THE TASK
I'd like the entries reproduced exactly, with all pictures omitted.

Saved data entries

* * * * * * * * *

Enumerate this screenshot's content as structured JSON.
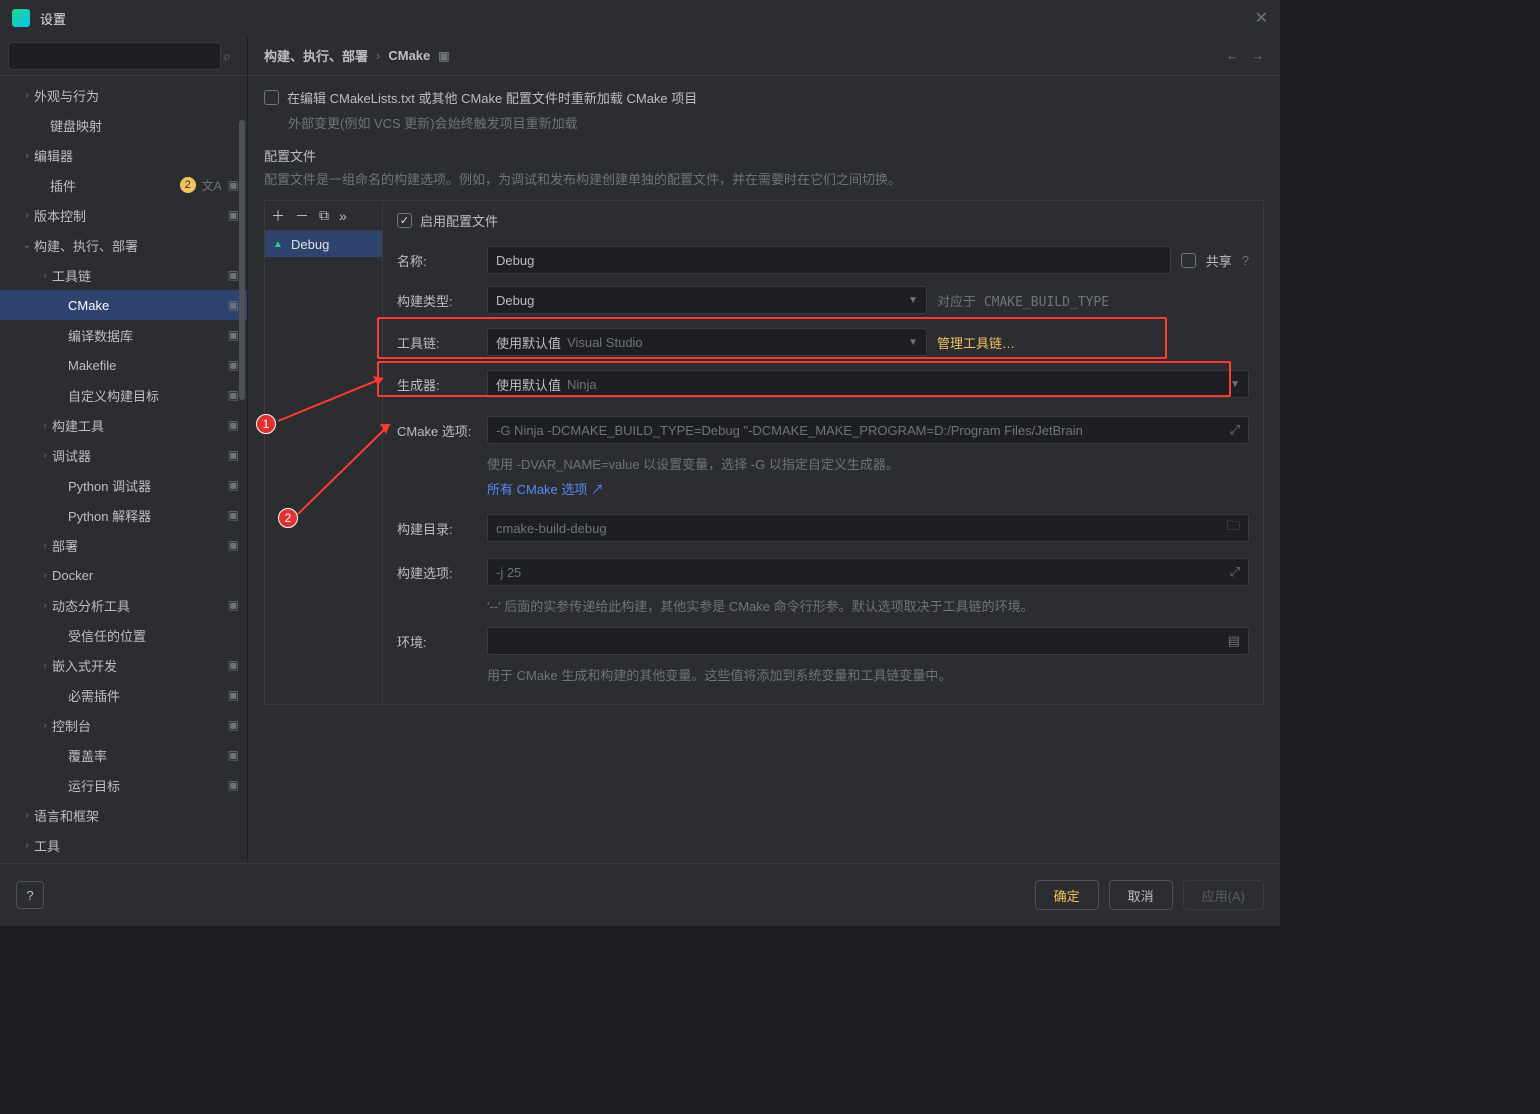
{
  "window": {
    "title": "设置"
  },
  "sidebar": {
    "items": [
      {
        "label": "外观与行为",
        "chev": "›",
        "pad": 20
      },
      {
        "label": "键盘映射",
        "pad": 36
      },
      {
        "label": "编辑器",
        "chev": "›",
        "pad": 20
      },
      {
        "label": "插件",
        "pad": 36,
        "badge": "2",
        "trailIcons": true
      },
      {
        "label": "版本控制",
        "chev": "›",
        "pad": 20,
        "trail": "▣"
      },
      {
        "label": "构建、执行、部署",
        "chev": "⌄",
        "pad": 20,
        "expanded": true
      },
      {
        "label": "工具链",
        "chev": "›",
        "pad": 38,
        "trail": "▣"
      },
      {
        "label": "CMake",
        "pad": 54,
        "trail": "▣",
        "selected": true
      },
      {
        "label": "编译数据库",
        "pad": 54,
        "trail": "▣"
      },
      {
        "label": "Makefile",
        "pad": 54,
        "trail": "▣"
      },
      {
        "label": "自定义构建目标",
        "pad": 54,
        "trail": "▣"
      },
      {
        "label": "构建工具",
        "chev": "›",
        "pad": 38,
        "trail": "▣"
      },
      {
        "label": "调试器",
        "chev": "›",
        "pad": 38,
        "trail": "▣"
      },
      {
        "label": "Python 调试器",
        "pad": 54,
        "trail": "▣"
      },
      {
        "label": "Python 解释器",
        "pad": 54,
        "trail": "▣"
      },
      {
        "label": "部署",
        "chev": "›",
        "pad": 38,
        "trail": "▣"
      },
      {
        "label": "Docker",
        "chev": "›",
        "pad": 38
      },
      {
        "label": "动态分析工具",
        "chev": "›",
        "pad": 38,
        "trail": "▣"
      },
      {
        "label": "受信任的位置",
        "pad": 54
      },
      {
        "label": "嵌入式开发",
        "chev": "›",
        "pad": 38,
        "trail": "▣"
      },
      {
        "label": "必需插件",
        "pad": 54,
        "trail": "▣"
      },
      {
        "label": "控制台",
        "chev": "›",
        "pad": 38,
        "trail": "▣"
      },
      {
        "label": "覆盖率",
        "pad": 54,
        "trail": "▣"
      },
      {
        "label": "运行目标",
        "pad": 54,
        "trail": "▣"
      },
      {
        "label": "语言和框架",
        "chev": "›",
        "pad": 20
      },
      {
        "label": "工具",
        "chev": "›",
        "pad": 20
      }
    ]
  },
  "breadcrumb": {
    "parent": "构建、执行、部署",
    "current": "CMake"
  },
  "page": {
    "reload_checkbox": "在编辑 CMakeLists.txt 或其他 CMake 配置文件时重新加载 CMake 项目",
    "reload_hint": "外部变更(例如 VCS 更新)会始终触发项目重新加载",
    "profiles_title": "配置文件",
    "profiles_hint": "配置文件是一组命名的构建选项。例如，为调试和发布构建创建单独的配置文件，并在需要时在它们之间切换。",
    "profile_name": "Debug",
    "enable_profile": "启用配置文件",
    "share_label": "共享",
    "labels": {
      "name": "名称:",
      "build_type": "构建类型:",
      "toolchain": "工具链:",
      "generator": "生成器:",
      "cmake_options": "CMake 选项:",
      "build_dir": "构建目录:",
      "build_options": "构建选项:",
      "environment": "环境:"
    },
    "values": {
      "name": "Debug",
      "build_type": "Debug",
      "build_type_hint": "对应于 CMAKE_BUILD_TYPE",
      "toolchain_prefix": "使用默认值",
      "toolchain_ghost": "Visual Studio",
      "manage_toolchains": "管理工具链…",
      "generator_prefix": "使用默认值",
      "generator_ghost": "Ninja",
      "cmake_options": "-G Ninja -DCMAKE_BUILD_TYPE=Debug \"-DCMAKE_MAKE_PROGRAM=D:/Program Files/JetBrain",
      "cmake_hint1": "使用 -DVAR_NAME=value 以设置变量，选择 -G 以指定自定义生成器。",
      "cmake_link": "所有 CMake 选项",
      "build_dir": "cmake-build-debug",
      "build_options": "-j 25",
      "build_opts_hint": "'--' 后面的实参传递给此构建，其他实参是 CMake 命令行形参。默认选项取决于工具链的环境。",
      "env_hint": "用于 CMake 生成和构建的其他变量。这些值将添加到系统变量和工具链变量中。"
    },
    "annotations": {
      "a1": "1",
      "a2": "2"
    }
  },
  "footer": {
    "ok": "确定",
    "cancel": "取消",
    "apply": "应用(A)"
  }
}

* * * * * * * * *

EXERCISE OUTPUT
Enumerate this screenshot's content as structured JSON.
{
  "window": {
    "title": "设置"
  },
  "sidebar": {
    "items": [
      {
        "label": "外观与行为",
        "chev": "›",
        "pad": 20
      },
      {
        "label": "键盘映射",
        "pad": 36
      },
      {
        "label": "编辑器",
        "chev": "›",
        "pad": 20
      },
      {
        "label": "插件",
        "pad": 36,
        "badge": "2",
        "trailIcons": true
      },
      {
        "label": "版本控制",
        "chev": "›",
        "pad": 20,
        "trail": "▣"
      },
      {
        "label": "构建、执行、部署",
        "chev": "⌄",
        "pad": 20,
        "expanded": true
      },
      {
        "label": "工具链",
        "chev": "›",
        "pad": 38,
        "trail": "▣"
      },
      {
        "label": "CMake",
        "pad": 54,
        "trail": "▣",
        "selected": true
      },
      {
        "label": "编译数据库",
        "pad": 54,
        "trail": "▣"
      },
      {
        "label": "Makefile",
        "pad": 54,
        "trail": "▣"
      },
      {
        "label": "自定义构建目标",
        "pad": 54,
        "trail": "▣"
      },
      {
        "label": "构建工具",
        "chev": "›",
        "pad": 38,
        "trail": "▣"
      },
      {
        "label": "调试器",
        "chev": "›",
        "pad": 38,
        "trail": "▣"
      },
      {
        "label": "Python 调试器",
        "pad": 54,
        "trail": "▣"
      },
      {
        "label": "Python 解释器",
        "pad": 54,
        "trail": "▣"
      },
      {
        "label": "部署",
        "chev": "›",
        "pad": 38,
        "trail": "▣"
      },
      {
        "label": "Docker",
        "chev": "›",
        "pad": 38
      },
      {
        "label": "动态分析工具",
        "chev": "›",
        "pad": 38,
        "trail": "▣"
      },
      {
        "label": "受信任的位置",
        "pad": 54
      },
      {
        "label": "嵌入式开发",
        "chev": "›",
        "pad": 38,
        "trail": "▣"
      },
      {
        "label": "必需插件",
        "pad": 54,
        "trail": "▣"
      },
      {
        "label": "控制台",
        "chev": "›",
        "pad": 38,
        "trail": "▣"
      },
      {
        "label": "覆盖率",
        "pad": 54,
        "trail": "▣"
      },
      {
        "label": "运行目标",
        "pad": 54,
        "trail": "▣"
      },
      {
        "label": "语言和框架",
        "chev": "›",
        "pad": 20
      },
      {
        "label": "工具",
        "chev": "›",
        "pad": 20
      }
    ]
  },
  "breadcrumb": {
    "parent": "构建、执行、部署",
    "current": "CMake"
  },
  "page": {
    "reload_checkbox": "在编辑 CMakeLists.txt 或其他 CMake 配置文件时重新加载 CMake 项目",
    "reload_hint": "外部变更(例如 VCS 更新)会始终触发项目重新加载",
    "profiles_title": "配置文件",
    "profiles_hint": "配置文件是一组命名的构建选项。例如，为调试和发布构建创建单独的配置文件，并在需要时在它们之间切换。",
    "profile_name": "Debug",
    "enable_profile": "启用配置文件",
    "share_label": "共享",
    "labels": {
      "name": "名称:",
      "build_type": "构建类型:",
      "toolchain": "工具链:",
      "generator": "生成器:",
      "cmake_options": "CMake 选项:",
      "build_dir": "构建目录:",
      "build_options": "构建选项:",
      "environment": "环境:"
    },
    "values": {
      "name": "Debug",
      "build_type": "Debug",
      "build_type_hint": "对应于 CMAKE_BUILD_TYPE",
      "toolchain_prefix": "使用默认值",
      "toolchain_ghost": "Visual Studio",
      "manage_toolchains": "管理工具链…",
      "generator_prefix": "使用默认值",
      "generator_ghost": "Ninja",
      "cmake_options": "-G Ninja -DCMAKE_BUILD_TYPE=Debug \"-DCMAKE_MAKE_PROGRAM=D:/Program Files/JetBrain",
      "cmake_hint1": "使用 -DVAR_NAME=value 以设置变量，选择 -G 以指定自定义生成器。",
      "cmake_link": "所有 CMake 选项",
      "build_dir": "cmake-build-debug",
      "build_options": "-j 25",
      "build_opts_hint": "'--' 后面的实参传递给此构建，其他实参是 CMake 命令行形参。默认选项取决于工具链的环境。",
      "env_hint": "用于 CMake 生成和构建的其他变量。这些值将添加到系统变量和工具链变量中。"
    },
    "annotations": {
      "a1": "1",
      "a2": "2"
    }
  },
  "footer": {
    "ok": "确定",
    "cancel": "取消",
    "apply": "应用(A)"
  }
}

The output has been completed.